Upgrading RPMs (in this case, XFree86-xfs) may cause
their UID/GID's to change unnecessarily. This might be
caused by user IDs 100<x<500.
This seems to happen because the user is first deleted w/
userdel and then added w/ adduser. I was wondering
if RPM uninstall scripts could first check which uid/gid
the user (e.g. xfs) is using, and when adding him
try to use his old UID:GID first (and if that doesn't work,
perhaps try to use whichever the algorithm decides).
This matter mainly concerns the people who use Linux in a
heterogenous Unix environment w/ shared user UID/GIDs.
Tweaking the RedHat's system UID/GID's down to like 80-100
will be much more difficult since RPM upgrades don't "honor"
these changes at all.
I think there was an open letter or something about RedHat
Linux using GIDs and UIDs >100 for system accounts. Using
something a range like 50-80 would seem pretty much safer to
me when trying to get people to use RHL in aforementioned
heterogenous Unix environments.
This should not happen. The xfs user is created before the package
gets installed, and rpm uses only symbolic names ofr files ownership.
What problem did you exactly encounter and how can we reproduce it?
There seems to be a misconception here on my part. The UID/GID change
wasn't actually caused by useradd/userdel scripts in XFree86-xfs RPM.
What really happened:
1) XFree87-xfs was installed as usual, it gets UID/GID's like 300-400
(that range seems pretty standard for RH).
2) The box is included in a site-wide password/user account

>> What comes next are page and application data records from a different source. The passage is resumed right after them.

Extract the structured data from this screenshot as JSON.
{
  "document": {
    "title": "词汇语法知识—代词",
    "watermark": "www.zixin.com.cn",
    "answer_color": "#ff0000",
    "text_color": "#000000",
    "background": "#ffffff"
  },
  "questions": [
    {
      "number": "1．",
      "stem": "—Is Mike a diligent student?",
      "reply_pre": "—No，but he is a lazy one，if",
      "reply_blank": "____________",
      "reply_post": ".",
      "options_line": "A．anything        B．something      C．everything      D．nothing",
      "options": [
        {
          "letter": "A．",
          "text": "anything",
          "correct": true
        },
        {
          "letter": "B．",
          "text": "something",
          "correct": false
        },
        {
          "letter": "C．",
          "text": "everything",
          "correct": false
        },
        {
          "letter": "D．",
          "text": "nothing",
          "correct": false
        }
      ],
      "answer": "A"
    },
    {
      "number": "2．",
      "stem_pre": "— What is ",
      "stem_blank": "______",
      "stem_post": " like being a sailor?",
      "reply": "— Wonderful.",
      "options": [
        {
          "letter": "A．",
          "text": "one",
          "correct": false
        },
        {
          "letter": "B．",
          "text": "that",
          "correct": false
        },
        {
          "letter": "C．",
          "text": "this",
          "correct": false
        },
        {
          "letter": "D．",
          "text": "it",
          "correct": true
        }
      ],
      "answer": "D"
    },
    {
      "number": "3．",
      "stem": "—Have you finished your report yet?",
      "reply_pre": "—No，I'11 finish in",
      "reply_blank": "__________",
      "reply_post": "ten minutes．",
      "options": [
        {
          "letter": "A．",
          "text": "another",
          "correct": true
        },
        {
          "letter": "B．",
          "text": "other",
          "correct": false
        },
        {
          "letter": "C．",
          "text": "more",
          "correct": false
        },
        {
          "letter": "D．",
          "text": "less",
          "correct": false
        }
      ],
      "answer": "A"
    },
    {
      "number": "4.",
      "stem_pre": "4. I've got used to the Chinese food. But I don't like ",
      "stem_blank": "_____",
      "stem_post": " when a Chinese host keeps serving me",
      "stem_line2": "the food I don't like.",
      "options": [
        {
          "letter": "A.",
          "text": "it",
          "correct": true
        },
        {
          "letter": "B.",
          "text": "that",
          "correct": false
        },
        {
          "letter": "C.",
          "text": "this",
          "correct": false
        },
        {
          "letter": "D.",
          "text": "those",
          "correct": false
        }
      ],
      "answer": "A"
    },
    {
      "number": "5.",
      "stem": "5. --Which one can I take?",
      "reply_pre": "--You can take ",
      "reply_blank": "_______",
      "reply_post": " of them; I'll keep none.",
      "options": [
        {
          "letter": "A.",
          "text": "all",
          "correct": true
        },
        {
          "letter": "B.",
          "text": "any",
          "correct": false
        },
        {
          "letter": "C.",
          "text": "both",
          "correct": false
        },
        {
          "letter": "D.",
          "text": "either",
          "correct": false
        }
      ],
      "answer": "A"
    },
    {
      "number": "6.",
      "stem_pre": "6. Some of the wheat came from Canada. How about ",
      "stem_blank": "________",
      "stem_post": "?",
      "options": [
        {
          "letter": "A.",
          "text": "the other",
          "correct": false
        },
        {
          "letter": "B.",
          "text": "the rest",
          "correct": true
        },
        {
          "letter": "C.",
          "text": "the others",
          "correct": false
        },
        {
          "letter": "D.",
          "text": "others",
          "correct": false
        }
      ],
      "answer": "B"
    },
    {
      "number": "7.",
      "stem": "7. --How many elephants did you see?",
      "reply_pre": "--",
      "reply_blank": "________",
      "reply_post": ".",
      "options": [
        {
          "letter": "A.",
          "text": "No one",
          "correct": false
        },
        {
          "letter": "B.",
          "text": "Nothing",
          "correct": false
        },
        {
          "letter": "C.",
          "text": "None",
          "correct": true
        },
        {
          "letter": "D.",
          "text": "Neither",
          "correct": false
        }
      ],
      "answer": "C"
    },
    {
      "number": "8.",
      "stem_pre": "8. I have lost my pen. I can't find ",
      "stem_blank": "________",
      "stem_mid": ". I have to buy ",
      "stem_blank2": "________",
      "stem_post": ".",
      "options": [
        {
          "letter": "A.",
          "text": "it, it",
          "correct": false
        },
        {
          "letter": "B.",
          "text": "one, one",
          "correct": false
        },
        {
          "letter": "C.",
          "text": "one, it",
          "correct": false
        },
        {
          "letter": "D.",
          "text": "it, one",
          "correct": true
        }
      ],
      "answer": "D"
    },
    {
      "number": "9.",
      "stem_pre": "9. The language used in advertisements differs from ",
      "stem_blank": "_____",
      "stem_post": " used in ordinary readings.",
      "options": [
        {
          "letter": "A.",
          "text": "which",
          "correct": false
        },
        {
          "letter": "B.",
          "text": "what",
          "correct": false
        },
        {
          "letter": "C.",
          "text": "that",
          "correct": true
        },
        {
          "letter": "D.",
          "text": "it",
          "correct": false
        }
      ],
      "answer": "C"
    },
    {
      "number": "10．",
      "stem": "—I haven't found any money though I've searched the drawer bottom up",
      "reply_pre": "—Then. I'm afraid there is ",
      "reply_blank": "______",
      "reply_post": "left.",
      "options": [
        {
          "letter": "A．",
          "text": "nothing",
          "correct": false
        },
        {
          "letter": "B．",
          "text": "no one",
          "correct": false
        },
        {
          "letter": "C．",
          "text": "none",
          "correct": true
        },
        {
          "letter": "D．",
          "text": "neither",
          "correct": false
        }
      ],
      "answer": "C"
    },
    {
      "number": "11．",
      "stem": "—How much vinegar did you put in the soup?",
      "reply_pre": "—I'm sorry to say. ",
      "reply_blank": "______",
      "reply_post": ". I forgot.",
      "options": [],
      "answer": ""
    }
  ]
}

synchronizing scheme, and all UID/GID's above 100 are removed from
passwd files. To avoid the problem, I should have moved xfs account
to UID/GID below 100.
3) The RPM is upgraded and a new xfs account is created (with
non-previous UID/GID's, naturally).
Still my (and other people's) concern about using UID/GID's 100<x<500
for system configurations is IMO a valid one.